### [Work instructions]
Print every line of the records below exactly as it reads.
--- Material to process Enclosed Below ---
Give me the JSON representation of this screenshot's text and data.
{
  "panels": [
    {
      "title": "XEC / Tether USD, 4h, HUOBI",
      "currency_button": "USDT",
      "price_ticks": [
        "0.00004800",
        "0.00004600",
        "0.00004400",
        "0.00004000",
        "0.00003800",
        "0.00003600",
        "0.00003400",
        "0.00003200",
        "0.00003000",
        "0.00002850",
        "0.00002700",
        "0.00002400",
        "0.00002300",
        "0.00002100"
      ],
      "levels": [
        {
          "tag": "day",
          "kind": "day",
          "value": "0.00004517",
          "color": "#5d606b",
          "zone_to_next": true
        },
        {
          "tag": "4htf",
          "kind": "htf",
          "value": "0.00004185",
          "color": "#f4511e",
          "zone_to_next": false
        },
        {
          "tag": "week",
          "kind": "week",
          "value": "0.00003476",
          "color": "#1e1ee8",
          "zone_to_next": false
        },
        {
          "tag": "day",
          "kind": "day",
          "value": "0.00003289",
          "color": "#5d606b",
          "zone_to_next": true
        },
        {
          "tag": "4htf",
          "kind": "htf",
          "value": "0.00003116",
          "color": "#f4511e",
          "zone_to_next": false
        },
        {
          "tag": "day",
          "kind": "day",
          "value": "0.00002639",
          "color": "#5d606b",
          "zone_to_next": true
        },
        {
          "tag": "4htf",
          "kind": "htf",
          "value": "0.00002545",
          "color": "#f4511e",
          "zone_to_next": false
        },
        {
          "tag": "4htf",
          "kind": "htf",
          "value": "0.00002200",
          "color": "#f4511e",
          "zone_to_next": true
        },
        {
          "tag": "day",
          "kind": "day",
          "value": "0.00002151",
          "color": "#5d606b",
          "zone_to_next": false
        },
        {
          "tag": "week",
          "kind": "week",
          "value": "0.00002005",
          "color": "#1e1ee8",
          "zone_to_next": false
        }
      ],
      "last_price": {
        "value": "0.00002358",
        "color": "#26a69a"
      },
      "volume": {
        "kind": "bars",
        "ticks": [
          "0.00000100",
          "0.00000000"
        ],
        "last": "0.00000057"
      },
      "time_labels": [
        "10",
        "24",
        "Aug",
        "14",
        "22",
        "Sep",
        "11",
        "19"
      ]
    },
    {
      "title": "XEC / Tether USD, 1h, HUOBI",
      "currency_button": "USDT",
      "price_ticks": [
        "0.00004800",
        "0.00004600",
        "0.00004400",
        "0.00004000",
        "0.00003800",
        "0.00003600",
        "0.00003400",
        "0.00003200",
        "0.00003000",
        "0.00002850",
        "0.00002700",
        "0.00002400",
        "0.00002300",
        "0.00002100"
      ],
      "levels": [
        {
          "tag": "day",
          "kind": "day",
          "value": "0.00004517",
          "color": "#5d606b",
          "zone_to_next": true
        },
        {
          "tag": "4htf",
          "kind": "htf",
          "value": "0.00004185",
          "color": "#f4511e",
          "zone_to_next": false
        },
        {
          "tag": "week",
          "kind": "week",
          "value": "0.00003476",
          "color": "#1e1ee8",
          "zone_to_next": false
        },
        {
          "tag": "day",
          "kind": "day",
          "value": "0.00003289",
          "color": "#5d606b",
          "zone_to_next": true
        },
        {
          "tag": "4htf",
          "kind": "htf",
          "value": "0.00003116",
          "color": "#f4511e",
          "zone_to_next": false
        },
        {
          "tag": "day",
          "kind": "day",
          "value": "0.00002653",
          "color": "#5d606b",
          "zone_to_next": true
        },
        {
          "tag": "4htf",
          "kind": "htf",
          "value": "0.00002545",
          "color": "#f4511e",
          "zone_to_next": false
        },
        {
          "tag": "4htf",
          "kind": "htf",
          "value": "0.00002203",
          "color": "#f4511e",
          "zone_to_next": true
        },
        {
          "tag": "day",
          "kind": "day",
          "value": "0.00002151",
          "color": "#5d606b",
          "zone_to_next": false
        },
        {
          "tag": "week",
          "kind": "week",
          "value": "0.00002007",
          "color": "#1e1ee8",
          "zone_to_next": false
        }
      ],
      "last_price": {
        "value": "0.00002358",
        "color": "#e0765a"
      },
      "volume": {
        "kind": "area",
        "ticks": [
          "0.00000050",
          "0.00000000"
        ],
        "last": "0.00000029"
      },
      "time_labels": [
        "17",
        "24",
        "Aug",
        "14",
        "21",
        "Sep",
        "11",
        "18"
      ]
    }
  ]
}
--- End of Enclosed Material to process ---
### [Problem solution]
Give me the JSON representation of this screenshot's text and data.
{
  "panels": [
    {
      "title": "XEC / Tether USD, 4h, HUOBI",
      "currency_button": "USDT",
      "price_ticks": [
        "0.00004800",
        "0.00004600",
        "0.00004400",
        "0.00004000",
        "0.00003800",
        "0.00003600",
        "0.00003400",
        "0.00003200",
        "0.00003000",
        "0.00002850",
        "0.00002700",
        "0.00002400",
        "0.00002300",
        "0.00002100"
      ],
      "levels": [
        {
          "tag": "day",
          "kind": "day",
          "value": "0.00004517",
          "color": "#5d606b",
          "zone_to_next": true
        },
        {
          "tag": "4htf",
          "kind": "htf",
          "value": "0.00004185",
          "color": "#f4511e",
          "zone_to_next": false
        },
        {
          "tag": "week",
          "kind": "week",
          "value": "0.00003476",
          "color": "#1e1ee8",
          "zone_to_next": false
        },
        {
          "tag": "day",
          "kind": "day",
          "value": "0.00003289",
          "color": "#5d606b",
          "zone_to_next": true
        },
        {
          "tag": "4htf",
          "kind": "htf",
          "value": "0.00003116",
          "color": "#f4511e",
          "zone_to_next": false
        },
        {
          "tag": "day",
          "kind": "day",
          "value": "0.00002639",
          "color": "#5d606b",
          "zone_to_next": true
        },
        {
          "tag": "4htf",
          "kind": "htf",
          "value": "0.00002545",
          "color": "#f4511e",
          "zone_to_next": false
        },
        {
          "tag": "4htf",
          "kind": "htf",
          "value": "0.00002200",
          "color": "#f4511e",
          "zone_to_next": true
        },
        {
          "tag": "day",
          "kind": "day",
          "value": "0.00002151",
          "color": "#5d606b",
          "zone_to_next": false
        },
        {
          "tag": "week",
          "kind": "week",
          "value": "0.00002005",
          "color": "#1e1ee8",
          "zone_to_next": false
        }
      ],
      "last_price": {
        "value": "0.00002358",
        "color": "#26a69a"
      },
      "volume": {
        "kind": "bars",
        "ticks": [
          "0.00000100",
          "0.00000000"
        ],
        "last": "0.00000057"
      },
      "time_labels": [
        "10",
        "24",
        "Aug",
        "14",
        "22",
        "Sep",
        "11",
        "19"
      ]
    },
    {
      "title": "XEC / Tether USD, 1h, HUOBI",
      "currency_button": "USDT",
      "price_ticks": [
        "0.00004800",
        "0.00004600",
        "0.00004400",
        "0.00004000",
        "0.00003800",
        "0.00003600",
        "0.00003400",
        "0.00003200",
        "0.00003000",
        "0.00002850",
        "0.00002700",
        "0.00002400",
        "0.00002300",
        "0.00002100"
      ],
      "levels": [
        {
          "tag": "day",
          "kind": "day",
          "value": "0.00004517",
          "color": "#5d606b",
          "zone_to_next": true
        },
        {
          "tag": "4htf",
          "kind": "htf",
          "value": "0.00004185",
          "color": "#f4511e",
          "zone_to_next": false
        },
        {
          "tag": "week",
          "kind": "week",
          "value": "0.00003476",
          "color": "#1e1ee8",
          "zone_to_next": false
        },
        {
          "tag": "day",
          "kind": "day",
          "value": "0.00003289",
          "color": "#5d606b",
          "zone_to_next": true
        },
        {
          "tag": "4htf",
          "kind": "htf",
          "value": "0.00003116",
          "color": "#f4511e",
          "zone_to_next": false
        },
        {
          "tag": "day",
          "kind": "day",
          "value": "0.00002653",
          "color": "#5d606b",
          "zone_to_next": true
        },
        {
          "tag": "4htf",
          "kind": "htf",
          "value": "0.00002545",
          "color": "#f4511e",
          "zone_to_next": false
        },
        {
          "tag": "4htf",
          "kind": "htf",
          "value": "0.00002203",
          "color": "#f4511e",
          "zone_to_next": true
        },
        {
          "tag": "day",
          "kind": "day",
          "value": "0.00002151",
          "color": "#5d606b",
          "zone_to_next": false
        },
        {
          "tag": "week",
          "kind": "week",
          "value": "0.00002007",
          "color": "#1e1ee8",
          "zone_to_next": false
        }
      ],
      "last_price": {
        "value": "0.00002358",
        "color": "#e0765a"
      },
      "volume": {
        "kind": "area",
        "ticks": [
          "0.00000050",
          "0.00000000"
        ],
        "last": "0.00000029"
      },
      "time_labels": [
        "17",
        "24",
        "Aug",
        "14",
        "21",
        "Sep",
        "11",
        "18"
      ]
    }
  ]
}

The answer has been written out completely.